What’s the Point of Hiller Days?

Why we have them and how they impact our everyday school lives.


Ally Holmes

New Hillers banner on the balcony

Getting up early in the morning every weekday to go to school does not allow for optimal brain activity, but with a delayed start time, which received the name Hiller Days, that activity can be drastically improved.

With the regular start time of school being at 7:25 am, the administration pushes the time to 8:15 am giving students an extra fifty minutes of time in the morning.

This idea was not randomly decided on by the administration. Scientific research that went into the final decision. Multiple studies have shown that having a later start time stimulates student learning better than an earlier time.

Assistant Principal Mr. Hanna said, “Science has proven that students, particularly teenagers, who get even an extra 20-25 minutes of sleep, will allow for their brains to engage at a higher level.”

Hiller day serves multiple purposes. It provides time for teachers to meet before school, alongside giving students more time in the morning.

“Without overhauling our entire schedule, we thought we would experiment with a few Fridays and see how that went. Not just with the students’ ability to learn but with traffic patterns and how our teachers dealt with some free time,” Hanna said.

Photo: Student looking at Hiller Day Schedule
Ally Holmes
An HHS student looking at the Hiller Day Schedule

This extra time in the morning allows teachers to collaborate with each other.
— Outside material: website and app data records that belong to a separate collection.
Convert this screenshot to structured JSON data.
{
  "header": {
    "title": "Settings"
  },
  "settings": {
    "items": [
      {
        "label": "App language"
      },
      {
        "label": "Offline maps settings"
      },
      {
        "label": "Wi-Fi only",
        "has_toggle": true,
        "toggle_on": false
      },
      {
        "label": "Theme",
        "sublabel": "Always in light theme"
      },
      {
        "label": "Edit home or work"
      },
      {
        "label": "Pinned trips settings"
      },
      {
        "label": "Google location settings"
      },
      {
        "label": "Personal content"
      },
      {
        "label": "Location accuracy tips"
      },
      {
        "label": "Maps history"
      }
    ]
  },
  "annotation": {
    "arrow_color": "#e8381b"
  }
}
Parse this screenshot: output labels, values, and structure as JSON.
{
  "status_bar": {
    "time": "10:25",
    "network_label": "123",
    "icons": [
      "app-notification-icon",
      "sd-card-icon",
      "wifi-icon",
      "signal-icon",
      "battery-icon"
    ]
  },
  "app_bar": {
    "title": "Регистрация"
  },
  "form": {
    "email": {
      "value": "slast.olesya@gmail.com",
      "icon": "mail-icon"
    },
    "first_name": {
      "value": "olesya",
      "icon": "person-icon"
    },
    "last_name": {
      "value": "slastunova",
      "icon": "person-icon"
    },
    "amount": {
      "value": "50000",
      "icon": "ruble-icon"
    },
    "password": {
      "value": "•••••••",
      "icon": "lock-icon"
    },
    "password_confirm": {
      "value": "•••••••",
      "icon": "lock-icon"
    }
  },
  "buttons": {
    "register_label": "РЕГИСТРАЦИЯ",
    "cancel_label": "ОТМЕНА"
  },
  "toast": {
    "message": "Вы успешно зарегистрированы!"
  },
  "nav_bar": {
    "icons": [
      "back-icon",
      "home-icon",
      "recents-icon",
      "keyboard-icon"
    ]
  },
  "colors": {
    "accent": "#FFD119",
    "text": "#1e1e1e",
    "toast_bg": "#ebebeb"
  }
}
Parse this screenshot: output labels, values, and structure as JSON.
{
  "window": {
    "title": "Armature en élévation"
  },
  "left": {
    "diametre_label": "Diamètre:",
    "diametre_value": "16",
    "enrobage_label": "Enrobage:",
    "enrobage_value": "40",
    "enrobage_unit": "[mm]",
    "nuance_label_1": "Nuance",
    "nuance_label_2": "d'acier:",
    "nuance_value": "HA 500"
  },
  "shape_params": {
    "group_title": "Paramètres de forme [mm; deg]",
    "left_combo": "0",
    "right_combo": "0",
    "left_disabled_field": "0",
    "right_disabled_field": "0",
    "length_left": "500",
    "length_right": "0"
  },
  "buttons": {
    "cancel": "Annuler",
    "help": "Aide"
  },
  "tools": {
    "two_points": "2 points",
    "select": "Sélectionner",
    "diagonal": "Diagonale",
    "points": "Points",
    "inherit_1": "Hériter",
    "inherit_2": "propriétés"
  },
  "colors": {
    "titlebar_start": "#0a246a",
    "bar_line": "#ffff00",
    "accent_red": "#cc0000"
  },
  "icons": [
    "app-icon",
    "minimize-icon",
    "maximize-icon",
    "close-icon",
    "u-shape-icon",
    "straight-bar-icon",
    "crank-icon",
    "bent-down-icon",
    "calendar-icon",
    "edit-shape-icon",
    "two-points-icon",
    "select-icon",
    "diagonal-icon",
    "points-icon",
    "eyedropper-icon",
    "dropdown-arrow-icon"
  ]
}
Usually, in their department groups, they go over lesson plans, grade student work, and bounce ideas off of each other. Teachers enjoy this isolated time on Friday mornings to get together since sometimes during staff meetings, not everyone is always available.

With the first testing of Hiller Days being a success, the administration has been continuously adding Hiller Days to the schedule.

This year, there will be 15 Hiller Days.

“So far students enjoy it. Overall, it seems like a pretty positive thing,” Hanna said.

“I like Hiller Days because you can really do whatever you want, like sleep in or do your work,” sophomore Emma Hansen said.

Sabine DeMartino, sophomore, said she likes Hiller days because “even if you don’t sleep in, you can still come in early and do some homework or talk to your teachers for some extra help, which I think is really cool.”

Freshman Sarah Furlong said, “Hiller Day is for giving stressed-out students extra sleep time.”

While this may be true for some students, others like to spend their extra time in the morning doing other things. This includes getting breakfast, hanging out with friends, or just relaxing before the school day begins.

There are many options for students who need to take the bus to school in the morning. They can lounge in the library, grab breakfast in the cafeteria, or hang out in the guidance office before school.

Some other schools in the district have permanently delayed the school start time, but there are negatives that are preventing the administration from making a permanent change to the schedule in Hopkinton.

“The science is undoubtable… but the reality is that in the world we live in, the sun rises and it’s time to start your day,” Hanna said.

Photo: Hillers banner
Ally Holmes
New Hillers banner on the balcony

Students brains engage at a higher level later in the day, but sometimes people have to be pushed outside of their comfort zones to achieve success and still need to perform.

“For some families, it’s really important that the students get home before the younger children so that they can watch them after school,” Hanna said. “We have students that have jobs. We have students that play sports, that have other clubs and activities that start around that 2, 3 o’clock hour. So if we push the end of the school day, that is going to get interrupted.”

The administration at the high school surveyed students parents, finding out that kids will go to sleep at a later time knowing they have a Hiller Day the next day. Because of this, students aren’t necessarily getting more sleep than usual.

“We are still in the early stages, this is a pretty long-term plan for us to keep gathering data,” Hanna said.

Hiller days are an ongoing experiment at the high school. With no set deadline, the administrators at Hopkinton High School wanted to see what the feedback would be on a change like this.